**Work item:**
Each entry below should appear again exactly as written, without pictures.

· · · · · · ·

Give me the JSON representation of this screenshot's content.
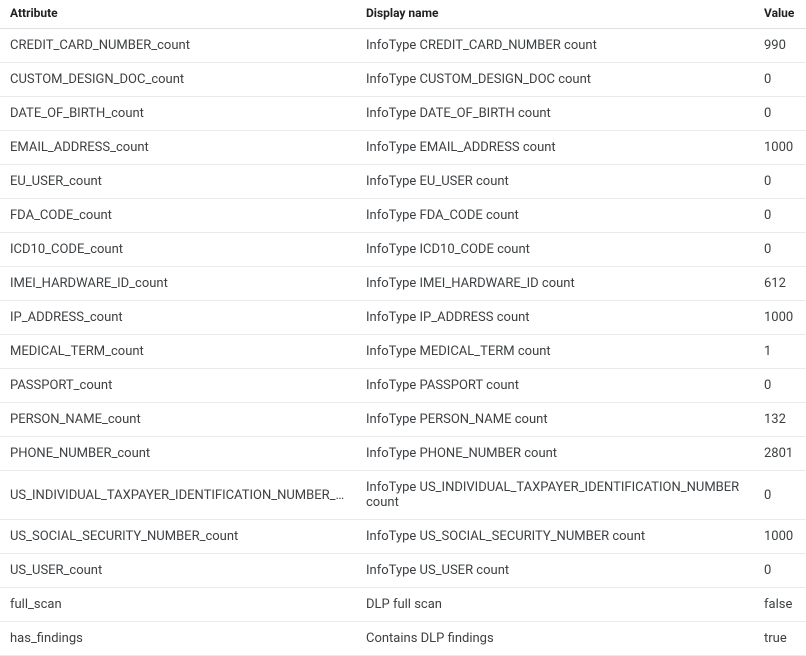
{
  "table": {
    "headers": {
      "attribute": "Attribute",
      "display_name": "Display name",
      "value": "Value"
    },
    "rows": [
      {
        "attribute": "CREDIT_CARD_NUMBER_count",
        "display_name": "InfoType CREDIT_CARD_NUMBER count",
        "value": "990"
      },
      {
        "attribute": "CUSTOM_DESIGN_DOC_count",
        "display_name": "InfoType CUSTOM_DESIGN_DOC count",
        "value": "0"
      },
      {
        "attribute": "DATE_OF_BIRTH_count",
        "display_name": "InfoType DATE_OF_BIRTH count",
        "value": "0"
      },
      {
        "attribute": "EMAIL_ADDRESS_count",
        "display_name": "InfoType EMAIL_ADDRESS count",
        "value": "1000"
      },
      {
        "attribute": "EU_USER_count",
        "display_name": "InfoType EU_USER count",
        "value": "0"
      },
      {
        "attribute": "FDA_CODE_count",
        "display_name": "InfoType FDA_CODE count",
        "value": "0"
      },
      {
        "attribute": "ICD10_CODE_count",
        "display_name": "InfoType ICD10_CODE count",
        "value": "0"
      },
      {
        "attribute": "IMEI_HARDWARE_ID_count",
        "display_name": "InfoType IMEI_HARDWARE_ID count",
        "value": "612"
      },
      {
        "attribute": "IP_ADDRESS_count",
        "display_name": "InfoType IP_ADDRESS count",
        "value": "1000"
      },
      {
        "attribute": "MEDICAL_TERM_count",
        "display_name": "InfoType MEDICAL_TERM count",
        "value": "1"
      },
      {
        "attribute": "PASSPORT_count",
        "display_name": "InfoType PASSPORT count",
        "value": "0"
      },
      {
        "attribute": "PERSON_NAME_count",
        "display_name": "InfoType PERSON_NAME count",
        "value": "132"
      },
      {
        "attribute": "PHONE_NUMBER_count",
        "display_name": "InfoType PHONE_NUMBER count",
        "value": "2801"
      },
      {
        "attribute": "US_INDIVIDUAL_TAXPAYER_IDENTIFICATION_NUMBER_count",
        "display_name": "InfoType US_INDIVIDUAL_TAXPAYER_IDENTIFICATION_NUMBER count",
        "value": "0"
      },
      {
        "attribute": "US_SOCIAL_SECURITY_NUMBER_count",
        "display_name": "InfoType US_SOCIAL_SECURITY_NUMBER count",
        "value": "1000"
      },
      {
        "attribute": "US_USER_count",
        "display_name": "InfoType US_USER count",
        "value": "0"
      },
      {
        "attribute": "full_scan",
        "display_name": "DLP full scan",
        "value": "false"
      },
      {
        "attribute": "has_findings",
        "display_name": "Contains DLP findings",
        "value": "true"
      }
    ]
  }
}
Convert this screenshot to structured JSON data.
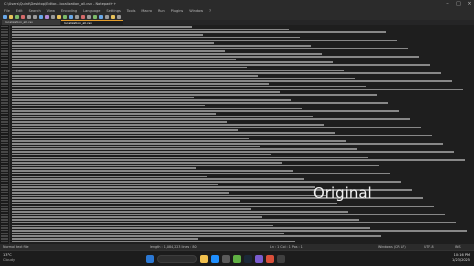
{
  "window": {
    "title": "C:\\Users\\Quint\\Desktop\\Editor...localization_all.csv - Notepad++",
    "controls": [
      "minimize",
      "maximize",
      "close"
    ]
  },
  "menu": {
    "items": [
      "File",
      "Edit",
      "Search",
      "View",
      "Encoding",
      "Language",
      "Settings",
      "Tools",
      "Macro",
      "Run",
      "Plugins",
      "Window",
      "?"
    ]
  },
  "tabs": [
    {
      "label": "localization_all.csv",
      "active": false
    },
    {
      "label": "localization_all.csv",
      "active": true
    }
  ],
  "overlay": {
    "label": "Original"
  },
  "status": {
    "left": "Normal text file",
    "middle": "length : 1,084,223    lines : 80",
    "position": "Ln : 1   Col : 1   Pos : 1",
    "eol": "Windows (CR LF)",
    "encoding": "UTF-8",
    "mode": "INS"
  },
  "taskbar": {
    "weather_temp": "13°C",
    "weather_desc": "Cloudy",
    "time": "10:16 PM",
    "date": "1/23/2025"
  },
  "colors": {
    "accent": "#e39d2c",
    "editor_bg": "#1e1e1e",
    "chrome_bg": "#2b2b2b"
  }
}
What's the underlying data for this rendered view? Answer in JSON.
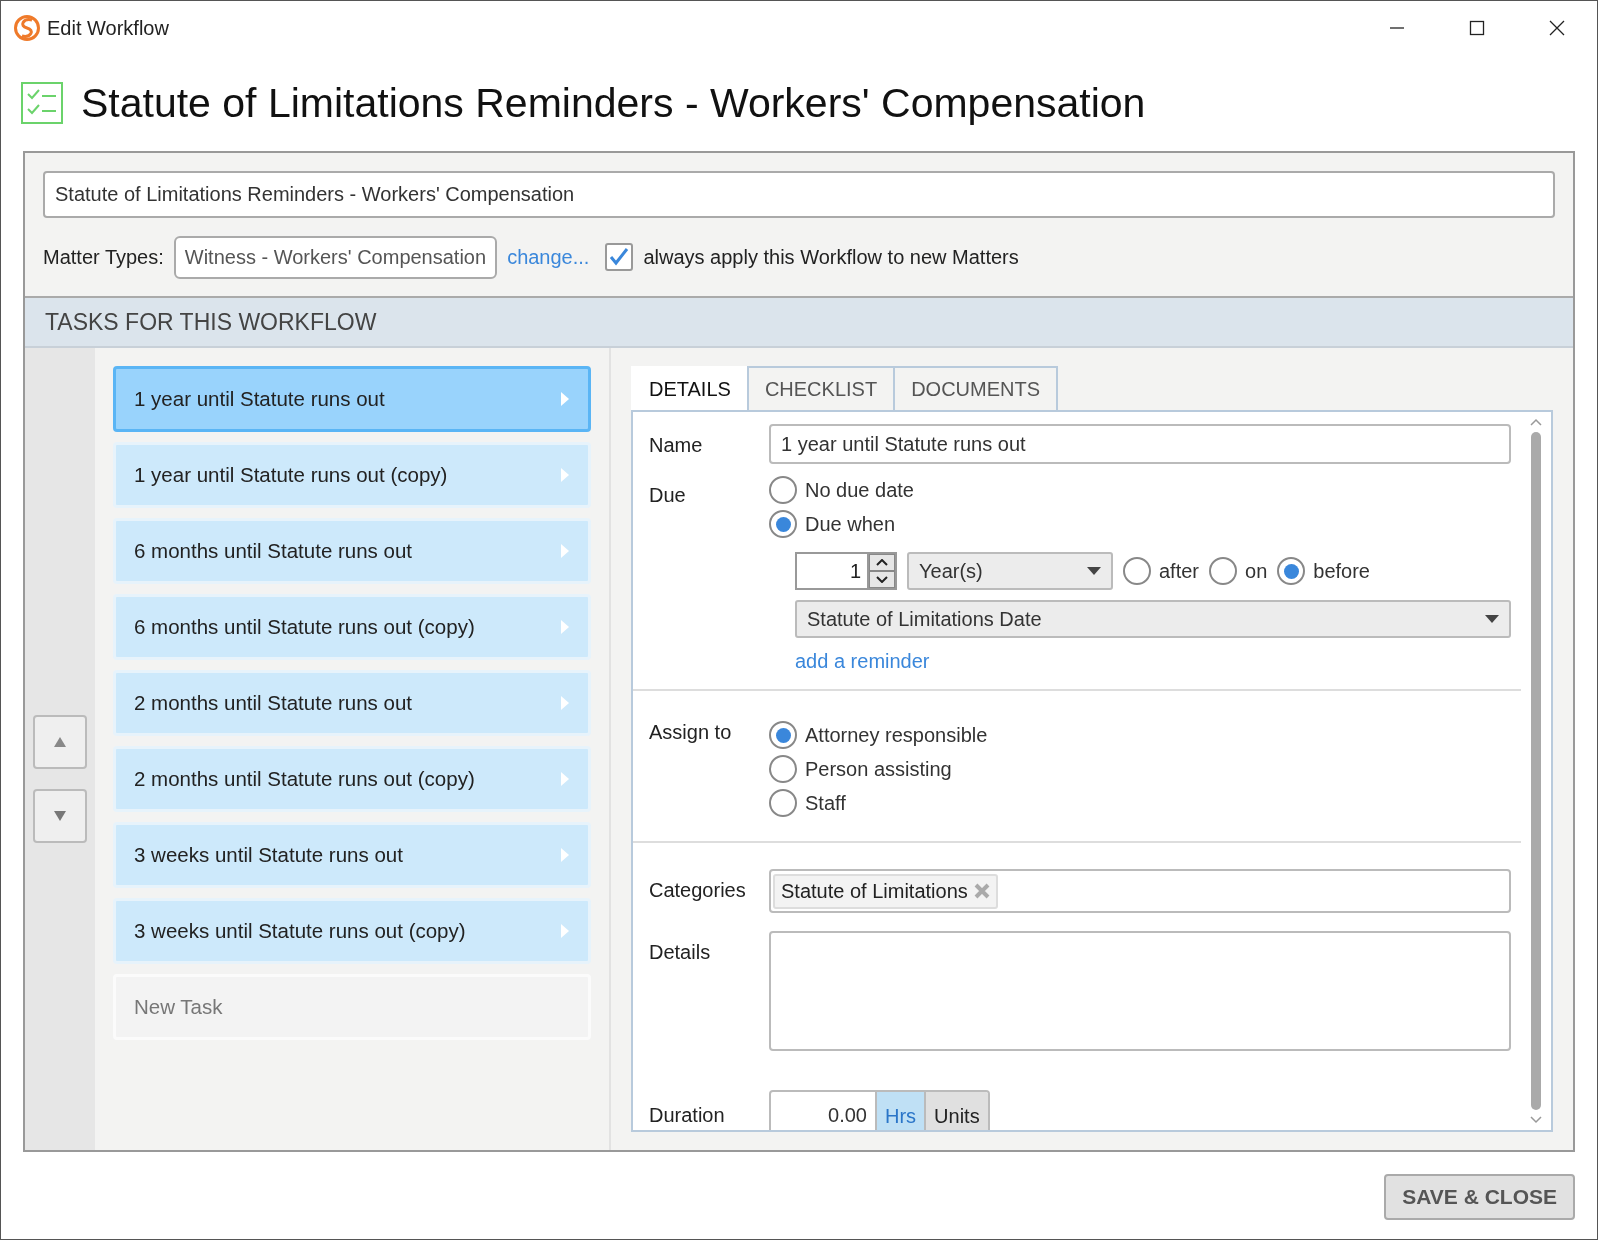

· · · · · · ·

**Response:**
Give me the JSON representation of this screenshot's content.
{
  "table": {
    "headers": {
      "attribute": "Attribute",
      "display_name": "Display name",
      "value": "Value"
    },
    "rows": [
      {
        "attribute": "CREDIT_CARD_NUMBER_count",
        "display_name": "InfoType CREDIT_CARD_NUMBER count",
        "value": "990"
      },
      {
        "attribute": "CUSTOM_DESIGN_DOC_count",
        "display_name": "InfoType CUSTOM_DESIGN_DOC count",
        "value": "0"
      },
      {
        "attribute": "DATE_OF_BIRTH_count",
        "display_name": "InfoType DATE_OF_BIRTH count",
        "value": "0"
      },
      {
        "attribute": "EMAIL_ADDRESS_count",
        "display_name": "InfoType EMAIL_ADDRESS count",
        "value": "1000"
      },
      {
        "attribute": "EU_USER_count",
        "display_name": "InfoType EU_USER count",
        "value": "0"
      },
      {
        "attribute": "FDA_CODE_count",
        "display_name": "InfoType FDA_CODE count",
        "value": "0"
      },
      {
        "attribute": "ICD10_CODE_count",
        "display_name": "InfoType ICD10_CODE count",
        "value": "0"
      },
      {
        "attribute": "IMEI_HARDWARE_ID_count",
        "display_name": "InfoType IMEI_HARDWARE_ID count",
        "value": "612"
      },
      {
        "attribute": "IP_ADDRESS_count",
        "display_name": "InfoType IP_ADDRESS count",
        "value": "1000"
      },
      {
        "attribute": "MEDICAL_TERM_count",
        "display_name": "InfoType MEDICAL_TERM count",
        "value": "1"
      },
      {
        "attribute": "PASSPORT_count",
        "display_name": "InfoType PASSPORT count",
        "value": "0"
      },
      {
        "attribute": "PERSON_NAME_count",
        "display_name": "InfoType PERSON_NAME count",
        "value": "132"
      },
      {
        "attribute": "PHONE_NUMBER_count",
        "display_name": "InfoType PHONE_NUMBER count",
        "value": "2801"
      },
      {
        "attribute": "US_INDIVIDUAL_TAXPAYER_IDENTIFICATION_NUMBER_count",
        "display_name": "InfoType US_INDIVIDUAL_TAXPAYER_IDENTIFICATION_NUMBER count",
        "value": "0"
      },
      {
        "attribute": "US_SOCIAL_SECURITY_NUMBER_count",
        "display_name": "InfoType US_SOCIAL_SECURITY_NUMBER count",
        "value": "1000"
      },
      {
        "attribute": "US_USER_count",
        "display_name": "InfoType US_USER count",
        "value": "0"
      },
      {
        "attribute": "full_scan",
        "display_name": "DLP full scan",
        "value": "false"
      },
      {
        "attribute": "has_findings",
        "display_name": "Contains DLP findings",
        "value": "true"
      }
    ]
  }
}
Convert this screenshot to structured JSON data.
{
  "window": {
    "title": "C:\\Users\\Quint\\Desktop\\Editor...localization_all.csv - Notepad++",
    "controls": [
      "minimize",
      "maximize",
      "close"
    ]
  },
  "menu": {
    "items": [
      "File",
      "Edit",
      "Search",
      "View",
      "Encoding",
      "Language",
      "Settings",
      "Tools",
      "Macro",
      "Run",
      "Plugins",
      "Window",
      "?"
    ]
  },
  "tabs": [
    {
      "label": "localization_all.csv",
      "active": false
    },
    {
      "label": "localization_all.csv",
      "active": true
    }
  ],
  "overlay": {
    "label": "Original"
  },
  "status": {
    "left": "Normal text file",
    "middle": "length : 1,084,223    lines : 80",
    "position": "Ln : 1   Col : 1   Pos : 1",
    "eol": "Windows (CR LF)",
    "encoding": "UTF-8",
    "mode": "INS"
  },
  "taskbar": {
    "weather_temp": "13°C",
    "weather_desc": "Cloudy",
    "time": "10:16 PM",
    "date": "1/23/2025"
  },
  "colors": {
    "accent": "#e39d2c",
    "editor_bg": "#1e1e1e",
    "chrome_bg": "#2b2b2b"
  }
}
What's the underlying data for this rendered view? Answer in JSON.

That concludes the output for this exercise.